  • The closing of the U.S. embassy in Yemen was made official on Jan. 3, but based on a notice sent out about a specific threat on Dec. 31, Kelly said. Anyway, it now appears to be back open again. No comment on whether the four al Qaeda would be bombers who were captured by the Yemeni government were the only set of four terrorists State was looking at. "There is an ongoing threat, particularly in places like Yemen, where you have an active al Qaeda presence," Kelly said.
  • No direct comment on the reports that there is an imminent meeting planned between Israeli Prime Minister Benjamin Netanyahu and Palestinian President Mahmoud Abbas. But Kelly may have slipped up by saying, "We're not going to discuss any of the private correspondence or private discussions that we've had with either side, including with the Israelis." The thing is, nobody asked about private correspondence with the Israelis, leading much of the press corps to speculate that letters prepping the resumption of talks had been prepared. Asked why he mentioned correspondence and discussions, Kelly said, "That's what's written down here."
  • The State Department is not changing its tune based on the seemingly positive New Year's statement put out by the North Korean regime, which said, "The fundamental task for ensuring peace and stability on the Korean Peninsula and in the rest of Asia is to put an end to the hostile relationship between the DPRK and the USA." But Kelly did take the opportunity to call for the release of American missionary Robert Park.
  • There's a new travel alert for India, warning of the continued danger of terrorist attacks in places where westerners congregate.  "It's not necessarily keyed to some specific, dire terrorist threat though," Kelly said.
  • Lots of discussion of the Visas Viper cable for underwear bomber Umar Farouk Abdulmutallab. You can read all about it here and here.

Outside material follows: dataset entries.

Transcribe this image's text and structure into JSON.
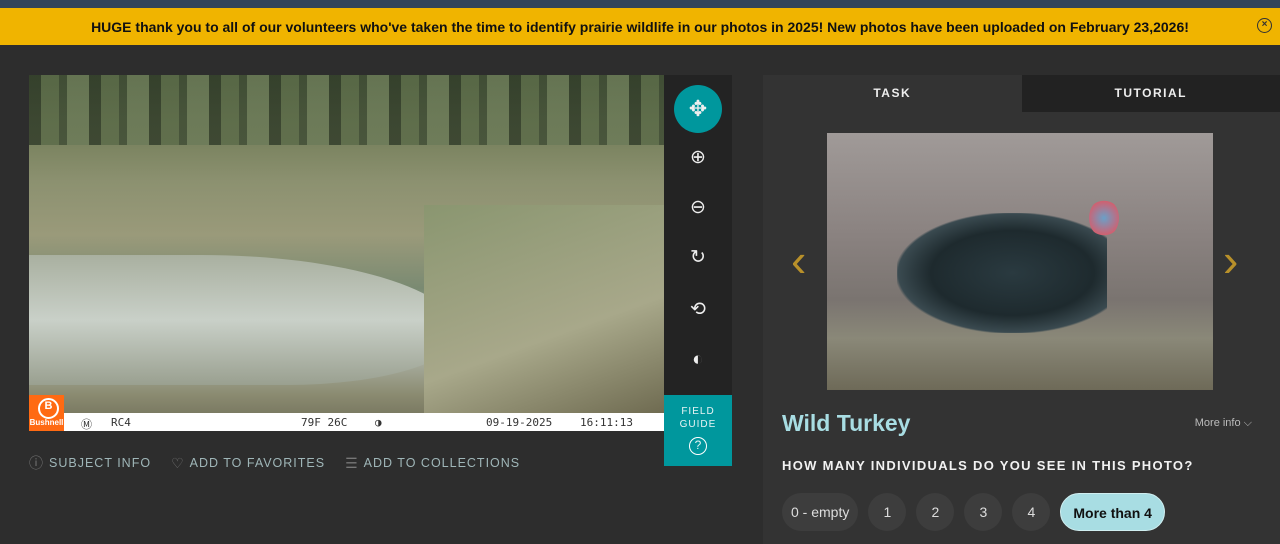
{
  "banner": {
    "message": "HUGE thank you to all of our volunteers who've taken the time to identify prairie wildlife in our photos in 2025! New photos have been uploaded on February 23,2026!",
    "close_icon": "×"
  },
  "camera_stamp": {
    "brand": "Bushnell",
    "mode": "Ⓜ",
    "camera_id": "RC4",
    "temperature": "79F 26C",
    "moon": "◑",
    "date": "09-19-2025",
    "time": "16:11:13"
  },
  "toolbar": {
    "move": "✥",
    "zoom_in": "⊕",
    "zoom_out": "⊖",
    "rotate": "↻",
    "reset": "⟲",
    "invert": "◐"
  },
  "field_guide": {
    "label_line1": "FIELD",
    "label_line2": "GUIDE",
    "icon": "?"
  },
  "meta_links": [
    {
      "icon": "ⓘ",
      "label": "SUBJECT INFO"
    },
    {
      "icon": "♡",
      "label": "ADD TO FAVORITES"
    },
    {
      "icon": "☰",
      "label": "ADD TO COLLECTIONS"
    }
  ],
  "tabs": [
    {
      "label": "TASK",
      "active": true
    },
    {
      "label": "TUTORIAL",
      "active": false
    }
  ],
  "species": {
    "name": "Wild Turkey",
    "more_info": "More info ⌵",
    "prev": "‹",
    "next": "›"
  },
  "question": "HOW MANY INDIVIDUALS DO YOU SEE IN THIS PHOTO?",
  "answers": [
    "0 - empty",
    "1",
    "2",
    "3",
    "4",
    "More than 4"
  ],
  "selected_answer": "More than 4",
  "colors": {
    "banner": "#f0b400",
    "accent": "#00979d",
    "selected": "#a8dde3"
  }
}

And here are Kelly's (maybe) farewell words to the press corps:

I just want to say that, you know, I came into this job. I was in a panic before I came up here. I thought, this has got to be the most stressful job in the State Department.

In fact, it's the most interesting and stimulating job in the State Department. It's because of you guys. I've really enjoyed the give-and-take that we've had in the last eight months.

And who knows? We may still continue to do it, because the world's greatest deliberative body has to confirm me. And I hope they do.

Oh, one more thing. Hi, Mom.

(Correction: Netanyahu's title corrected to "prime minister.")